President's Report

Biology major Erica Schenhals '13 examines the effect of a hormone on cancer cells

Erica Schenhals ’13 traces her interest in scientific research back to early childhood when her aunt was diagnosed with breast cancer and chose to forgo chemotherapy and radiation, instead using alternative treatments to battle the disease.

When the cancer entered remission years later, Schenhals wondered about the benefits of nontraditional therapies, and her sights were set on medicine. The biology major used the university’s top prize for undergraduate research to examine the effect of the hormone oxytocin on immune cells and breast cancer cells.

Oxytocin is released during breast-feeding and some researchers contend it could play a protective role, since women who breast-feed have lower incidences of breast cancer after menopause.

Schenhals’ work with oxytocin and cells has revealed that specific proteins in breast cancer cells are activated by oxytocin, research she presented at the American Society for Cell Biology Conference in San Francisco.

In her research, Schenhals determined the exact impact of the proteins and whether they cause division, replication or death of the cell.

Assistant Professor Tonya Train, Schenhals’ research mentor, described the work as significant since oxytocin is available over the counter and not regulated by the Food and Drug Administration.

“As a scholar, Erica has learned and performed technologies used widely in cutting edge biomedical research,” Train says.

Schenhals also served as volunteer coordinator for Open Door Clinic in Burlington. She said her interactions with patients motivated her research, as well as thoughts of her aunt, whose cancer has returned and spread.

Schenhals plans to attend medical school after spending the year working with intestinal stem cells at the University of North Carolina School of Medicine. She said she couldn’t imagine her undergraduate experience without the Lumen Prize.

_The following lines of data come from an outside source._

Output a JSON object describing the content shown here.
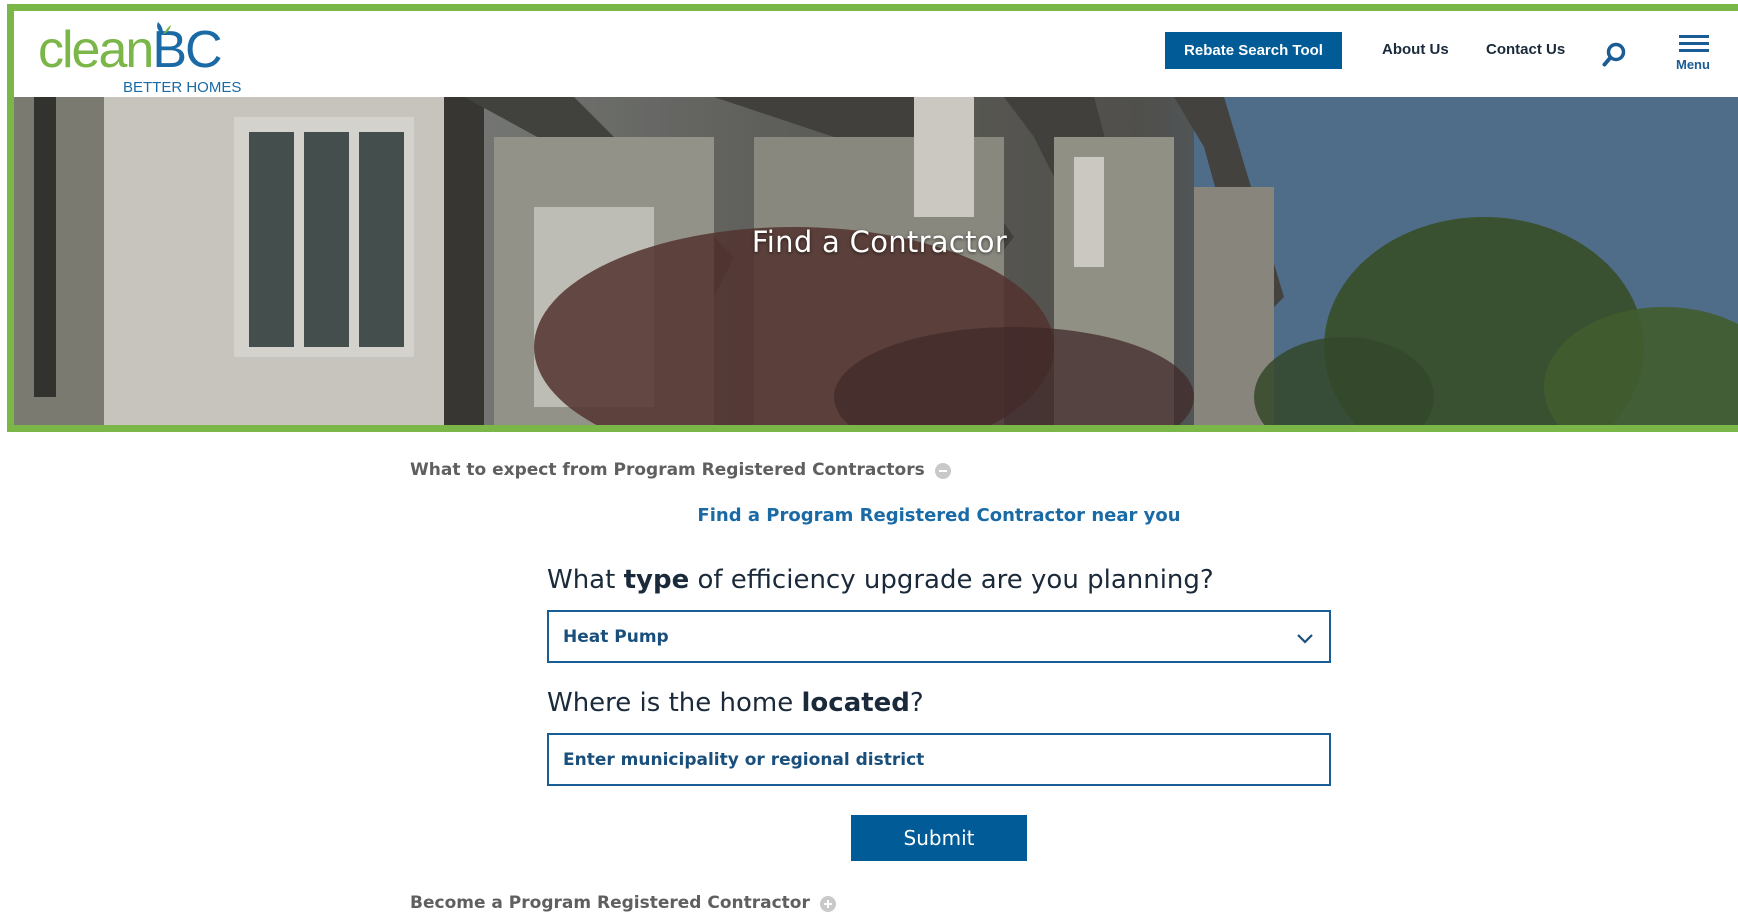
{
  "brand": {
    "logo_clean": "clean",
    "logo_bc": "BC",
    "logo_sub": "BETTER HOMES",
    "colors": {
      "green": "#7ab648",
      "blue": "#1a6aa5",
      "button": "#005b96"
    }
  },
  "header": {
    "rebate_button": "Rebate Search Tool",
    "nav": {
      "about": "About Us",
      "contact": "Contact Us"
    },
    "search_icon": "search-icon",
    "menu_label": "Menu"
  },
  "hero": {
    "title": "Find a Contractor"
  },
  "main": {
    "expect_toggle": "What to expect from Program Registered Contractors",
    "find_link": "Find a Program Registered Contractor near you",
    "question_type": {
      "pre": "What ",
      "bold": "type",
      "post": " of efficiency upgrade are you planning?"
    },
    "upgrade_select": {
      "value": "Heat Pump"
    },
    "question_location": {
      "pre": "Where is the home ",
      "bold": "located",
      "post": "?"
    },
    "location_input": {
      "placeholder": "Enter municipality or regional district",
      "value": ""
    },
    "submit": "Submit",
    "become_toggle": "Become a Program Registered Contractor"
  }
}
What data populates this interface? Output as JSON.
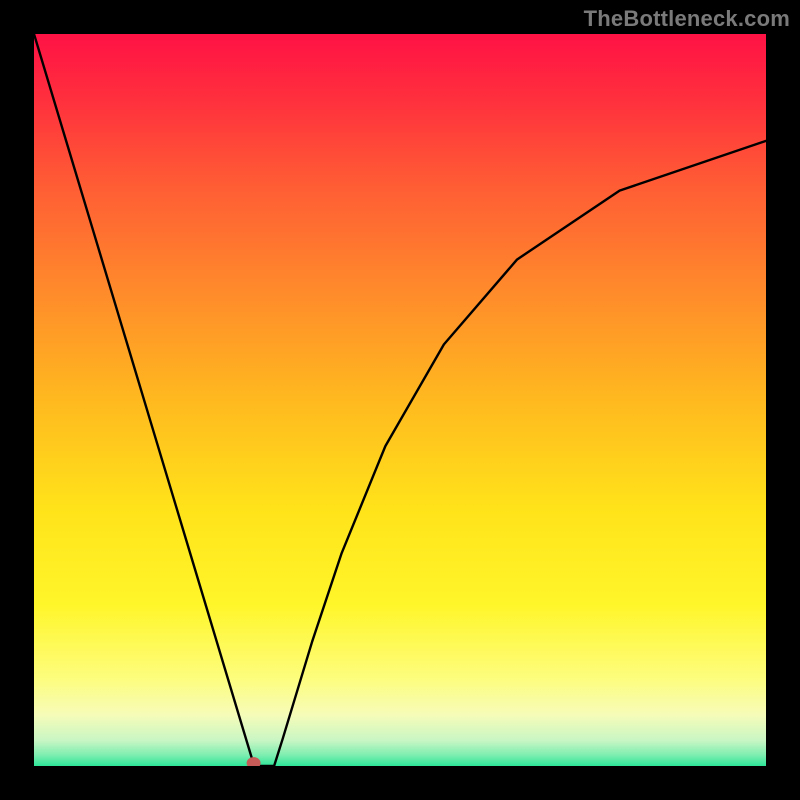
{
  "watermark": "TheBottleneck.com",
  "chart_data": {
    "type": "line",
    "title": "",
    "xlabel": "",
    "ylabel": "",
    "xlim": [
      0,
      100
    ],
    "ylim": [
      0,
      100
    ],
    "grid": false,
    "series": [
      {
        "name": "curve",
        "x": [
          0.0,
          4.0,
          8.0,
          12.0,
          16.0,
          20.0,
          24.0,
          28.0,
          29.9,
          30.1,
          32.8,
          34.0,
          38.0,
          42.0,
          48.0,
          56.0,
          66.0,
          80.0,
          100.0
        ],
        "y": [
          100.0,
          86.7,
          73.4,
          60.1,
          46.8,
          33.5,
          20.2,
          6.9,
          0.6,
          0.0,
          0.0,
          3.8,
          17.0,
          29.0,
          43.7,
          57.6,
          69.2,
          78.6,
          85.4
        ]
      }
    ],
    "marker": {
      "x": 30.0,
      "y": 0.4,
      "color": "#c65b58",
      "radius_px": 7
    },
    "background_gradient": {
      "stops": [
        {
          "offset": 0.0,
          "color": "#ff1245"
        },
        {
          "offset": 0.08,
          "color": "#ff2c3e"
        },
        {
          "offset": 0.2,
          "color": "#ff5a35"
        },
        {
          "offset": 0.35,
          "color": "#ff8a2b"
        },
        {
          "offset": 0.5,
          "color": "#ffb91f"
        },
        {
          "offset": 0.65,
          "color": "#ffe31a"
        },
        {
          "offset": 0.78,
          "color": "#fff62a"
        },
        {
          "offset": 0.88,
          "color": "#fdfd7d"
        },
        {
          "offset": 0.93,
          "color": "#f6fcb8"
        },
        {
          "offset": 0.965,
          "color": "#c9f6c4"
        },
        {
          "offset": 0.985,
          "color": "#7eeeb0"
        },
        {
          "offset": 1.0,
          "color": "#2de598"
        }
      ]
    }
  }
}
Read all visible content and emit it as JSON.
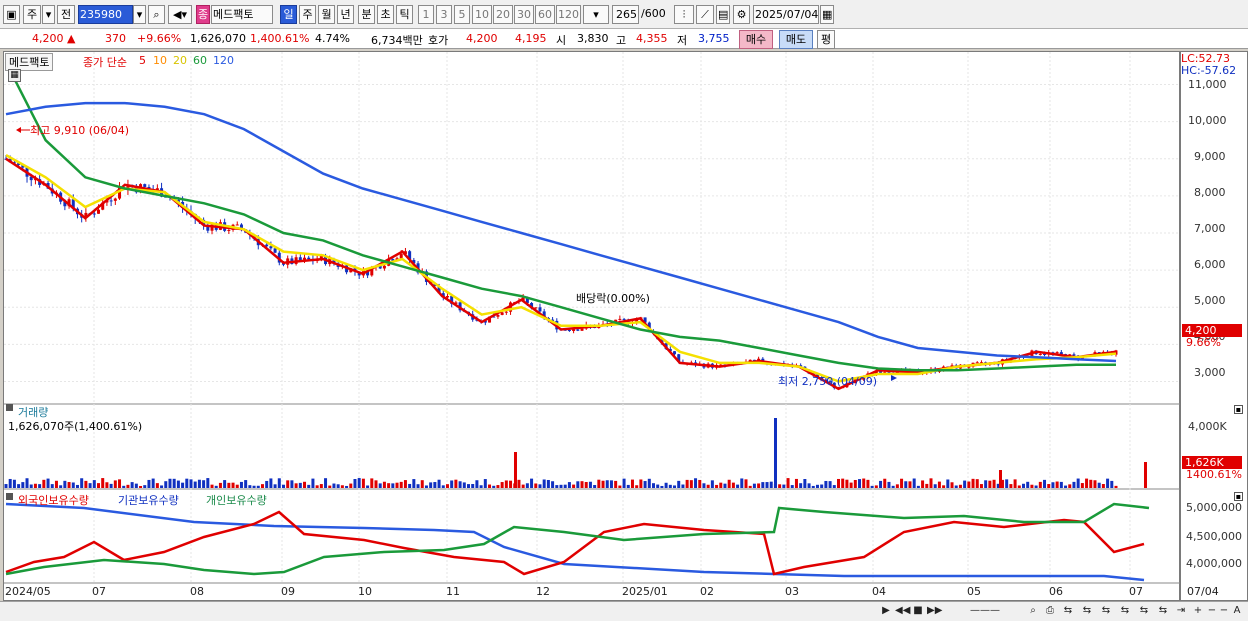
{
  "toolbar": {
    "period_label": "주",
    "mode_label": "전",
    "code_value": "235980",
    "stock_badge": "종",
    "stock_name": "메드팩토",
    "units": [
      "일",
      "주",
      "월",
      "년",
      "분",
      "초",
      "틱"
    ],
    "numbers": [
      "1",
      "3",
      "5",
      "10",
      "20",
      "30",
      "60",
      "120"
    ],
    "count_value": "265",
    "count_total": "/600",
    "date_value": "2025/07/04"
  },
  "info": {
    "price": "4,200",
    "change": "370",
    "change_pct": "+9.66%",
    "volume": "1,626,070",
    "volume_pct": "1,400.61%",
    "turnover": "4.74%",
    "amount": "6,734백만",
    "quote_label": "호가",
    "ask": "4,200",
    "bid": "4,195",
    "open_label": "시",
    "open": "3,830",
    "high_label": "고",
    "high": "4,355",
    "low_label": "저",
    "low": "3,755",
    "buy_label": "매수",
    "sell_label": "매도",
    "eval_label": "평"
  },
  "price_pane": {
    "name": "메드팩토",
    "legend_title": "종가 단순",
    "ma": [
      "5",
      "10",
      "20",
      "60",
      "120"
    ],
    "lc": "LC:52.73",
    "hc": "HC:-57.62",
    "high_note": "최고 9,910 (06/04)",
    "low_note": "최저 2,750 (04/09)",
    "div_note": "배당락(0.00%)",
    "y_ticks": [
      "11,000",
      "10,000",
      "9,000",
      "8,000",
      "7,000",
      "6,000",
      "5,000",
      "4,000",
      "3,000"
    ],
    "price_tag": "4,200",
    "pct_tag": "9.66%"
  },
  "volume_pane": {
    "title": "거래량",
    "value_text": "1,626,070주(1,400.61%)",
    "y_ticks": [
      "4,000K"
    ],
    "vol_tag": "1,626K",
    "pct_tag": "1400.61%"
  },
  "holdings_pane": {
    "legends": [
      "외국인보유수량",
      "기관보유수량",
      "개인보유수량"
    ],
    "y_ticks": [
      "5,000,000",
      "4,500,000",
      "4,000,000"
    ]
  },
  "x_axis": [
    "2024/05",
    "07",
    "08",
    "09",
    "10",
    "11",
    "12",
    "2025/01",
    "02",
    "03",
    "04",
    "05",
    "06",
    "07"
  ],
  "x_last": "07/04",
  "colors": {
    "ma5": "#e00000",
    "ma10": "#ff8c00",
    "ma20": "#f5e000",
    "ma60": "#1a9a3a",
    "ma120": "#2a5ae0",
    "up": "#e00000",
    "down": "#1030c0"
  },
  "chart_data": {
    "type": "line",
    "series": [
      {
        "name": "5",
        "values": [
          9000,
          8300,
          7400,
          8300,
          8100,
          7200,
          7100,
          6200,
          6300,
          5900,
          6500,
          5300,
          4600,
          5200,
          4400,
          4500,
          4700,
          3500,
          3400,
          3550,
          3400,
          2800,
          3300,
          3250,
          3400,
          3500,
          3800,
          3650,
          3800
        ]
      },
      {
        "name": "20",
        "values": [
          9100,
          8500,
          7700,
          8200,
          8100,
          7300,
          7100,
          6500,
          6400,
          6000,
          6300,
          5500,
          4800,
          5000,
          4500,
          4500,
          4600,
          3800,
          3500,
          3500,
          3400,
          3000,
          3200,
          3200,
          3400,
          3500,
          3600,
          3650,
          3750
        ]
      },
      {
        "name": "60",
        "values": [
          11600,
          9500,
          8500,
          8200,
          8000,
          7800,
          7500,
          7000,
          6800,
          6400,
          6100,
          5800,
          5500,
          5300,
          5000,
          4700,
          4400,
          4200,
          4100,
          3900,
          3700,
          3500,
          3350,
          3300,
          3300,
          3350,
          3400,
          3450,
          3450
        ]
      },
      {
        "name": "120",
        "values": [
          10200,
          10400,
          10500,
          10500,
          10400,
          10200,
          9800,
          9200,
          8600,
          8200,
          7900,
          7600,
          7300,
          7000,
          6700,
          6400,
          6100,
          5800,
          5500,
          5200,
          4900,
          4600,
          4200,
          3900,
          3800,
          3700,
          3650,
          3600,
          3550
        ]
      }
    ],
    "ylim": [
      2500,
      11500
    ]
  }
}
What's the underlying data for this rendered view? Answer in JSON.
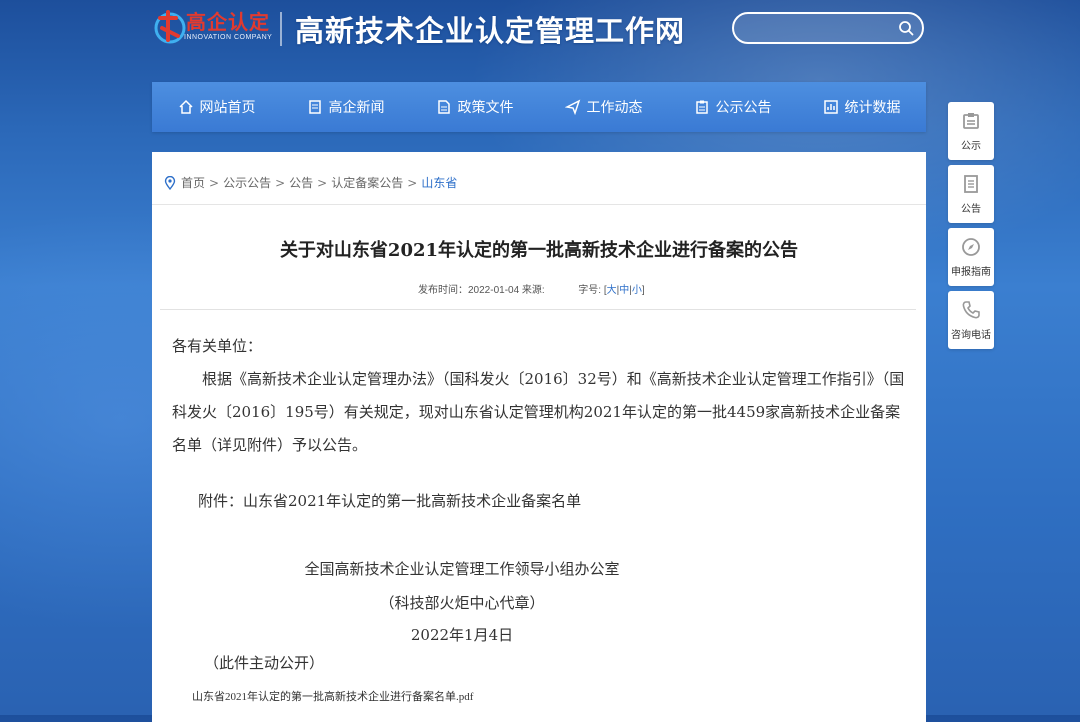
{
  "header": {
    "logo_text": "高企认定",
    "logo_sub": "INNOVATION COMPANY",
    "site_title": "高新技术企业认定管理工作网",
    "search_placeholder": "",
    "search_icon": "search-icon"
  },
  "nav": {
    "items": [
      {
        "label": "网站首页",
        "icon": "home-icon"
      },
      {
        "label": "高企新闻",
        "icon": "news-icon"
      },
      {
        "label": "政策文件",
        "icon": "document-icon"
      },
      {
        "label": "工作动态",
        "icon": "send-icon"
      },
      {
        "label": "公示公告",
        "icon": "clipboard-icon"
      },
      {
        "label": "统计数据",
        "icon": "chart-icon"
      }
    ]
  },
  "breadcrumb": {
    "items": [
      "首页",
      "公示公告",
      "公告",
      "认定备案公告"
    ],
    "current": "山东省",
    "sep": ">"
  },
  "article": {
    "title": "关于对山东省2021年认定的第一批高新技术企业进行备案的公告",
    "meta_publish": "发布时间：2022-01-04 来源:",
    "meta_fontsize_label": "字号:",
    "font_sizes": [
      "大",
      "中",
      "小"
    ],
    "salutation": "各有关单位：",
    "paragraph": "根据《高新技术企业认定管理办法》（国科发火〔2016〕32号）和《高新技术企业认定管理工作指引》（国科发火〔2016〕195号）有关规定，现对山东省认定管理机构2021年认定的第一批4459家高新技术企业备案名单（详见附件）予以公告。",
    "attachment": "附件：山东省2021年认定的第一批高新技术企业备案名单",
    "signer": "全国高新技术企业认定管理工作领导小组办公室",
    "signer_note": "（科技部火炬中心代章）",
    "date": "2022年1月4日",
    "public_note": "（此件主动公开）",
    "pdf_link": "山东省2021年认定的第一批高新技术企业进行备案名单.pdf"
  },
  "float_menu": {
    "items": [
      {
        "label": "公示",
        "icon": "notice-icon"
      },
      {
        "label": "公告",
        "icon": "announcement-icon"
      },
      {
        "label": "申报指南",
        "icon": "compass-icon"
      },
      {
        "label": "咨询电话",
        "icon": "phone-icon"
      }
    ]
  },
  "colors": {
    "accent": "#2d6fc9",
    "nav_bg": "#4086da",
    "logo_red": "#e23a2f"
  }
}
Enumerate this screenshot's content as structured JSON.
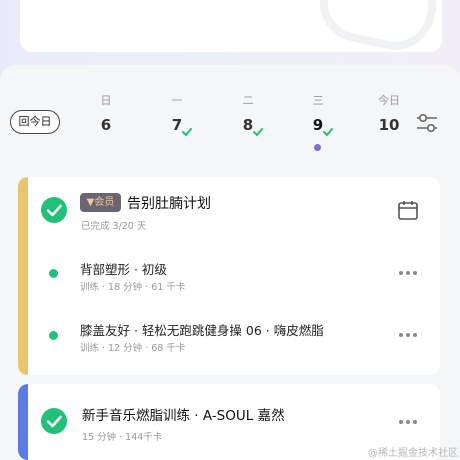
{
  "header": {
    "today_button": "回今日"
  },
  "week": [
    {
      "weekday": "日",
      "date": "6",
      "done": false,
      "selected": false
    },
    {
      "weekday": "一",
      "date": "7",
      "done": true,
      "selected": false
    },
    {
      "weekday": "二",
      "date": "8",
      "done": true,
      "selected": false
    },
    {
      "weekday": "三",
      "date": "9",
      "done": true,
      "selected": true
    },
    {
      "weekday": "今日",
      "date": "10",
      "done": false,
      "selected": false
    }
  ],
  "plan": {
    "badge": "会员",
    "title": "告别肚腩计划",
    "progress": "已完成 3/20 天",
    "items": [
      {
        "title": "背部塑形 · 初级",
        "meta": "训练 · 18 分钟 · 61 千卡"
      },
      {
        "title": "膝盖友好 · 轻松无跑跳健身操 06 · 嗨皮燃脂",
        "meta": "训练 · 12 分钟 · 68 千卡"
      }
    ]
  },
  "single": {
    "title": "新手音乐燃脂训练 · A-SOUL 嘉然",
    "meta": "15 分钟 · 144千卡"
  },
  "watermark": "@稀土掘金技术社区",
  "colors": {
    "plan_bar": "#e8c66e",
    "single_bar": "#5b7ce0",
    "check": "#23c07a",
    "selected_dot": "#7f6fd6"
  }
}
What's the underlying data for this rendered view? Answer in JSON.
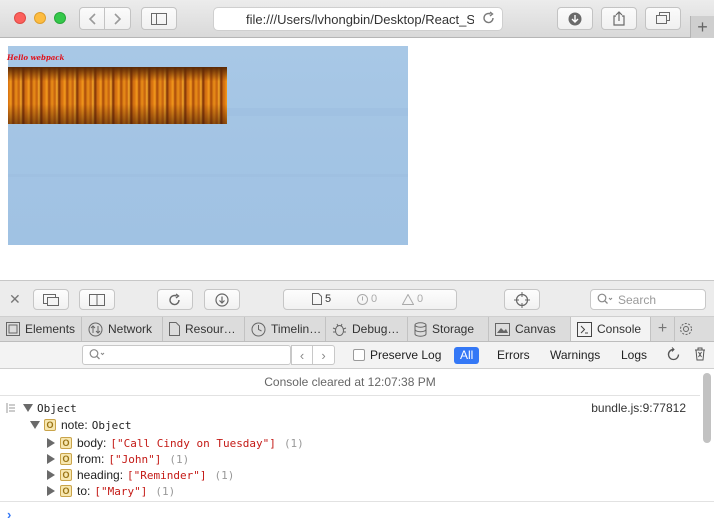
{
  "browser": {
    "address": "file:///Users/lvhongbin/Desktop/React_S"
  },
  "page": {
    "overlay_text": "Hello webpack"
  },
  "inspector": {
    "counts": {
      "resources": "5",
      "errors": "0",
      "warnings": "0"
    },
    "search_placeholder": "Search",
    "tabs": [
      {
        "label": "Elements",
        "icon": "elements-icon"
      },
      {
        "label": "Network",
        "icon": "network-icon"
      },
      {
        "label": "Resour…",
        "icon": "resources-icon"
      },
      {
        "label": "Timelin…",
        "icon": "timelines-icon"
      },
      {
        "label": "Debug…",
        "icon": "debugger-icon"
      },
      {
        "label": "Storage",
        "icon": "storage-icon"
      },
      {
        "label": "Canvas",
        "icon": "canvas-icon"
      },
      {
        "label": "Console",
        "icon": "console-icon"
      }
    ],
    "active_tab": "Console"
  },
  "console_filters": {
    "preserve_log": "Preserve Log",
    "all": "All",
    "errors": "Errors",
    "warnings": "Warnings",
    "logs": "Logs"
  },
  "console": {
    "cleared_message": "Console cleared at 12:07:38 PM",
    "source": "bundle.js:9:77812",
    "root": "Object",
    "note_key": "note:",
    "note_type": "Object",
    "type_badge": "O",
    "props": [
      {
        "key": "body:",
        "value": "[\"Call Cindy on Tuesday\"]",
        "count": "(1)"
      },
      {
        "key": "from:",
        "value": "[\"John\"]",
        "count": "(1)"
      },
      {
        "key": "heading:",
        "value": "[\"Reminder\"]",
        "count": "(1)"
      },
      {
        "key": "to:",
        "value": "[\"Mary\"]",
        "count": "(1)"
      }
    ]
  },
  "colors": {
    "accent": "#3478f6",
    "string_value": "#c41a16",
    "sky": "#a5c6e5"
  }
}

“Starting this project, I never would have expected that I would love research this much and have such a passion for it,” she says. “I suspected I might incorporate it into my future, but now I’m positive of that.”